Forum for Contemporary Art
St. Louis, Missouri, January 24-March 15, 1997

"Soon you will have forgotten the world and soon the world will have forgotten you."

To hand someone your business card is to say, "remember me." What more incongruous building block could one find to construct the above quotation from the Meditations of Marcus Aurelius regarding the ultimate futility of human endeavor? Meditation 7.21 consists of more than 9000 one-of-a-kind business cards collected from the United States and abroad during the past few years. Earnestly reflected in these cards are the worldly accomplishments and aspirations of those they represent. In them one can find the facts of our existence: name, occupation, title, address, phone-fax-e-mail, nickname, motto, logo, etc. In them one can read the details of our busy lives--things bought and sold, services rendered, claims and guarantees made. And in their color, texture, type style and layout one can even find a record of our far-ranging aesthetic sensibilities.

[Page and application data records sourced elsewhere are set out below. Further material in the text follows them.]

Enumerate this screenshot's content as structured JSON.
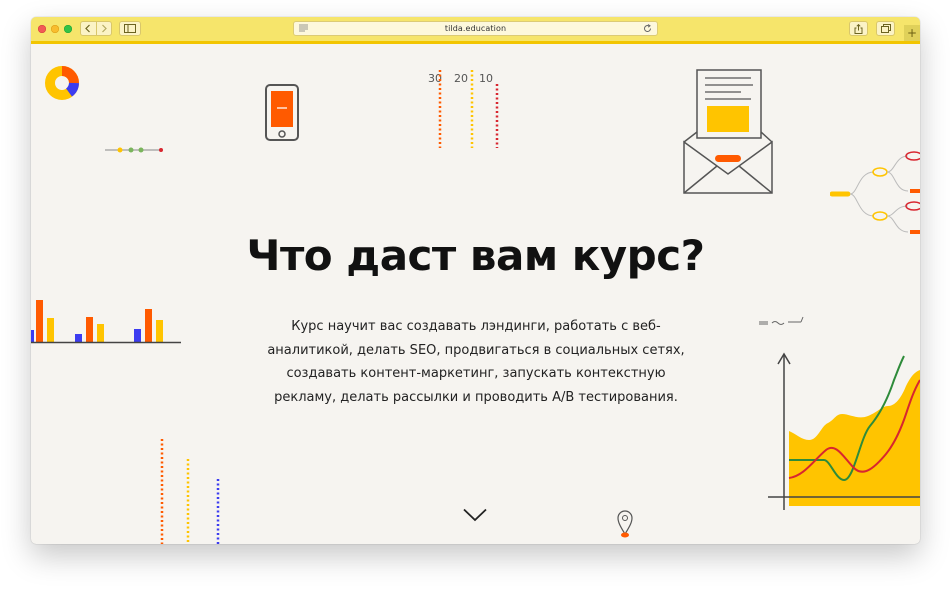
{
  "browser": {
    "url": "tilda.education",
    "icons": {
      "close": "close-dot",
      "minimize": "minimize-dot",
      "maximize": "maximize-dot",
      "back": "chevron-left-icon",
      "forward": "chevron-right-icon",
      "sidebar": "sidebar-icon",
      "reader": "reader-icon",
      "reload": "reload-icon",
      "share": "share-icon",
      "tabs": "tabs-icon",
      "new_tab": "plus-icon"
    },
    "new_tab_symbol": "+",
    "colors": {
      "toolbar": "#f6e56b",
      "accent_line": "#f2c500"
    }
  },
  "page": {
    "heading": "Что даст вам курс?",
    "description": "Курс научит вас создавать лэндинги, работать с веб-аналитикой, делать SEO, продвигаться в социальных сетях, создавать контент-маркетинг, запускать контекстную рекламу, делать рассылки и проводить A/B тестирования.",
    "ruler_labels": [
      "30",
      "20",
      "10"
    ],
    "scroll_icon": "chevron-down-icon",
    "colors": {
      "background": "#f6f4f0",
      "orange": "#ff5a00",
      "yellow": "#ffc400",
      "blue": "#3c3cf0",
      "red": "#d8262f",
      "green": "#2e8b3a"
    }
  }
}
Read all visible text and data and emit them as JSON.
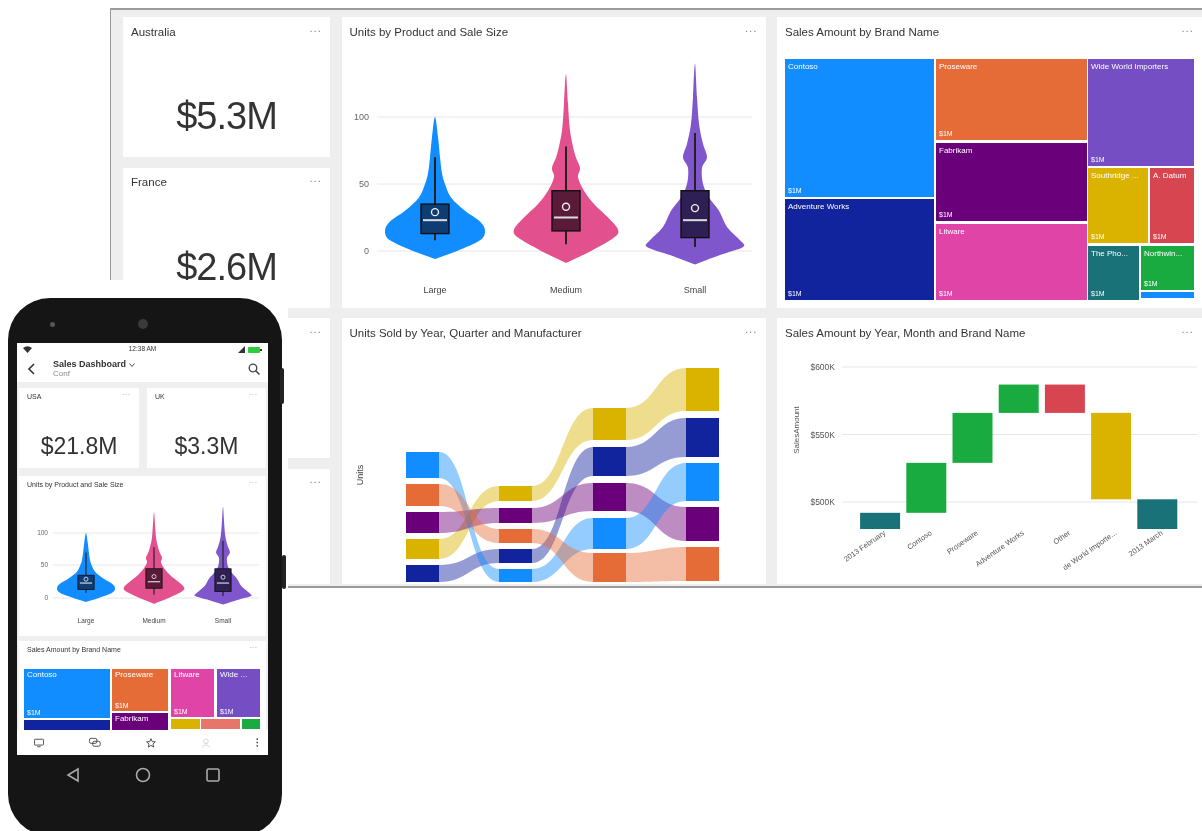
{
  "dashboard": {
    "cards": [
      {
        "title": "Australia",
        "value": "$5.3M",
        "menu": "..."
      },
      {
        "title": "France",
        "value": "$2.6M",
        "menu": "..."
      },
      {
        "menu": "..."
      },
      {
        "menu": "..."
      }
    ],
    "violin": {
      "title": "Units by Product and Sale Size",
      "menu": "...",
      "y_ticks": [
        "100",
        "50",
        "0"
      ],
      "categories": [
        "Large",
        "Medium",
        "Small"
      ]
    },
    "treemap": {
      "title": "Sales Amount by Brand Name",
      "menu": "...",
      "tiles": [
        {
          "label": "Contoso",
          "amount": "$1M",
          "color": "#118dff"
        },
        {
          "label": "Adventure Works",
          "amount": "$1M",
          "color": "#12239e"
        },
        {
          "label": "Proseware",
          "amount": "$1M",
          "color": "#e66c37"
        },
        {
          "label": "Fabrikam",
          "amount": "$1M",
          "color": "#6b007b"
        },
        {
          "label": "Litware",
          "amount": "$1M",
          "color": "#e044a7"
        },
        {
          "label": "Wide World Importers",
          "amount": "$1M",
          "color": "#744ec2"
        },
        {
          "label": "Southridge ...",
          "amount": "$1M",
          "color": "#d9b300"
        },
        {
          "label": "A. Datum",
          "amount": "$1M",
          "color": "#d64550"
        },
        {
          "label": "The Pho...",
          "amount": "$1M",
          "color": "#197278"
        },
        {
          "label": "Northwin...",
          "amount": "$1M",
          "color": "#1aab40"
        },
        {
          "color": "#118dff"
        }
      ]
    },
    "sankey": {
      "title": "Units Sold by Year, Quarter and Manufacturer",
      "menu": "...",
      "ylabel": "Units"
    },
    "waterfall": {
      "title": "Sales Amount by Year, Month and Brand Name",
      "menu": "...",
      "ylabel": "SalesAmount",
      "y_ticks": [
        "$600K",
        "$550K",
        "$500K"
      ],
      "bars": [
        {
          "label": "2013 February",
          "color": "#197278"
        },
        {
          "label": "Contoso",
          "color": "#1aab40"
        },
        {
          "label": "Proseware",
          "color": "#1aab40"
        },
        {
          "label": "Adventure Works",
          "color": "#1aab40"
        },
        {
          "label": "Other",
          "color": "#d64550"
        },
        {
          "label": "de World Importe...",
          "color": "#d9b300"
        },
        {
          "label": "2013 March",
          "color": "#197278"
        }
      ]
    }
  },
  "phone": {
    "status_bar": {
      "time": "12:38 AM"
    },
    "header": {
      "title": "Sales Dashboard",
      "subtitle": "Conf"
    },
    "cards": [
      {
        "title": "USA",
        "value": "$21.8M",
        "menu": "..."
      },
      {
        "title": "UK",
        "value": "$3.3M",
        "menu": "..."
      }
    ],
    "violin": {
      "title": "Units by Product and Sale Size",
      "menu": "...",
      "y_ticks": [
        "100",
        "50",
        "0"
      ],
      "categories": [
        "Large",
        "Medium",
        "Small"
      ]
    },
    "treemap": {
      "title": "Sales Amount by Brand Name",
      "menu": "...",
      "tiles": [
        {
          "label": "Contoso",
          "amount": "$1M",
          "color": "#118dff"
        },
        {
          "label": "Proseware",
          "amount": "$1M",
          "color": "#e66c37"
        },
        {
          "label": "Litware",
          "amount": "$1M",
          "color": "#e044a7"
        },
        {
          "label": "Wide ...",
          "amount": "$1M",
          "color": "#744ec2"
        },
        {
          "label": "Fabrikam",
          "color": "#6b007b"
        },
        {
          "color": "#12239e"
        },
        {
          "color": "#d9b300"
        },
        {
          "color": "#e8756a"
        },
        {
          "color": "#1aab40"
        }
      ]
    }
  }
}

The endless combinations of information and design result in the seemingly impossible. Like fingerprints, no two business cards are alike. Given the same standard format, each card somehow becomes a unique, pocket-sized self-portrait. Gathered together on an enormous bulletin board, they form a mosaic of human enterprise both awesome and, when seen in the light of Aurelius' stark reminder, absurd. Yet despite the overriding presence of the Roman emperor's irrefutable reflection, Meditation 7.21 should not necessarily be construed as pessimistic or despairing. Like life itself, this paper microcosm is subject to multiple interpretations. Yes, there is something inherently sad and pathetic about all of our busy, earthly effort in the face of certain death. But there is also something heartwarming, noble, and beautiful about it. The presence of so much confetti signals a celebration, albeit a bittersweet one.